The Odds of Winning a Lottery


A lottery is a game where numbers or symbols are drawn to determine winners. The earliest recorded lotteries date back to the Roman Empire, where they were used to distribute gifts during dinner parties. These gifts were often expensive items such as tableware. The Romans also organized lottery games in order to raise money for public works projects.

Lotteries have become popular in many countries around the world, including the United States. Americans spend over $80 billion on tickets each year, but the odds of winning are slim. This money could be better spent building an emergency fund or paying off credit card debt.

The basic elements of a lottery include the identification of bettors, their amounts staked, and the number(s) or symbol(s) on which they bet. Some modern lotteries employ computer systems to record bettors’ information and select winners. This can help to reduce skewing of the results by eliminating human bias and errors.

Whether you’re playing the Powerball or a local state lottery, chances are you know that you’ll be competing against a large pool of other players to win the jackpot prize. That’s why it pays to understand the odds of winning and how to improve your odds by using mathematical strategies. In this article, we’ll introduce you to some of the best tactics for boosting your chances of winning.

While the odds of winning the lottery are low, many people feel that they have a good chance of becoming rich someday. This feeling is driven by the belief that everyone has their own unique talents and skills, and the lottery is just one way to tap into those abilities. Unfortunately, this line of thinking is dangerous and can lead to compulsive gambling.

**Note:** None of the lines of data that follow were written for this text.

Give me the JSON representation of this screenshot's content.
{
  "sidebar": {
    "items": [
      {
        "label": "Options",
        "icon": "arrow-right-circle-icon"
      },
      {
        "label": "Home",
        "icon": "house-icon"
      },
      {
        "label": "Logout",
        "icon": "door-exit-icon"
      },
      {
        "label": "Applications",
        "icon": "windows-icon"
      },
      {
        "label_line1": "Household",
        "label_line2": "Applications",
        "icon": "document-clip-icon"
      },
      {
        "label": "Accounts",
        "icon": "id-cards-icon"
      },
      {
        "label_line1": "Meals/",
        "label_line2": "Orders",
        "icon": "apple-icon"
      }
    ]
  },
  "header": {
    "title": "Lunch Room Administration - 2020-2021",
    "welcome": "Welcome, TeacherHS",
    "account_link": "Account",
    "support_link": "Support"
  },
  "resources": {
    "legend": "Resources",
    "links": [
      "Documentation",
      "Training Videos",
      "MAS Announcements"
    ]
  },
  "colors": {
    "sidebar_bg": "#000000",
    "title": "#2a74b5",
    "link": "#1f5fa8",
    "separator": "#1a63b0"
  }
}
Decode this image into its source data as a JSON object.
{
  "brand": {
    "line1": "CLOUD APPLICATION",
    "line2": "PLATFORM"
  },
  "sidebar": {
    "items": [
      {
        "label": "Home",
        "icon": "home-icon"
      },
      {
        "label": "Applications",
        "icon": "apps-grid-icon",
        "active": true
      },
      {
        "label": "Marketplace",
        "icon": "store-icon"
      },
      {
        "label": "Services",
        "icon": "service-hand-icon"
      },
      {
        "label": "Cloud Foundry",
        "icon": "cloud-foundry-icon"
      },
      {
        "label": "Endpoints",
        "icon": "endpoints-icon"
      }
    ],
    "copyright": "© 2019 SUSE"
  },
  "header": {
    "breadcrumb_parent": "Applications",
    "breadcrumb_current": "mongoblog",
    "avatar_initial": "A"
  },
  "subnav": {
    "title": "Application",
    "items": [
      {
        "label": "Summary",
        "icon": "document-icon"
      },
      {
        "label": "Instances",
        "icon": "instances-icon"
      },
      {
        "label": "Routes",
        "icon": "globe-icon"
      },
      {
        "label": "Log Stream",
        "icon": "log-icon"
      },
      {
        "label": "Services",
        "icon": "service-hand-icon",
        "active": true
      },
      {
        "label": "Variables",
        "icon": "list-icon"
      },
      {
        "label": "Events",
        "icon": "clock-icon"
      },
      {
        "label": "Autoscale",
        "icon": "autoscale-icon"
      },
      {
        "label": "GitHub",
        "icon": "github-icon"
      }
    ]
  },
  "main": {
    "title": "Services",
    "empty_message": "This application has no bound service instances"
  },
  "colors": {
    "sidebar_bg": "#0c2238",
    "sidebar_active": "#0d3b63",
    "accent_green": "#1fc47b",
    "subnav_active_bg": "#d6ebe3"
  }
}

Most people do not realize that the odds of winning the lottery are very slim, and that they are essentially contributing to the government’s budget by purchasing tickets. While this may seem like a minor issue, it is actually a huge problem for the economy. In fact, the government has spent billions of dollars on lottery tickets and has yet to see a return on that investment.

A few of the ways that lottery wins are used by the government are as follows:

Winnings in the United States are typically paid out as either an annuity payment or a lump sum. The annuity option allows the winner to invest their winnings and grow their wealth over time, while the lump sum option requires them to spend it all at once. This can quickly lead to irresponsible spending and the so-called “lottery curse.”

In addition to helping the federal government fund its deficit, lottery winnings have several other important economic effects. First, they encourage more lottery participation, which results in higher jackpot prizes and increased ticket sales. Second, the taxes on winnings generate significant revenue for state governments, which use those funds to support infrastructure projects, education initiatives, and addiction treatment programs. The lottery is also an effective tool for attracting new residents to rural areas, where job opportunities are scarce.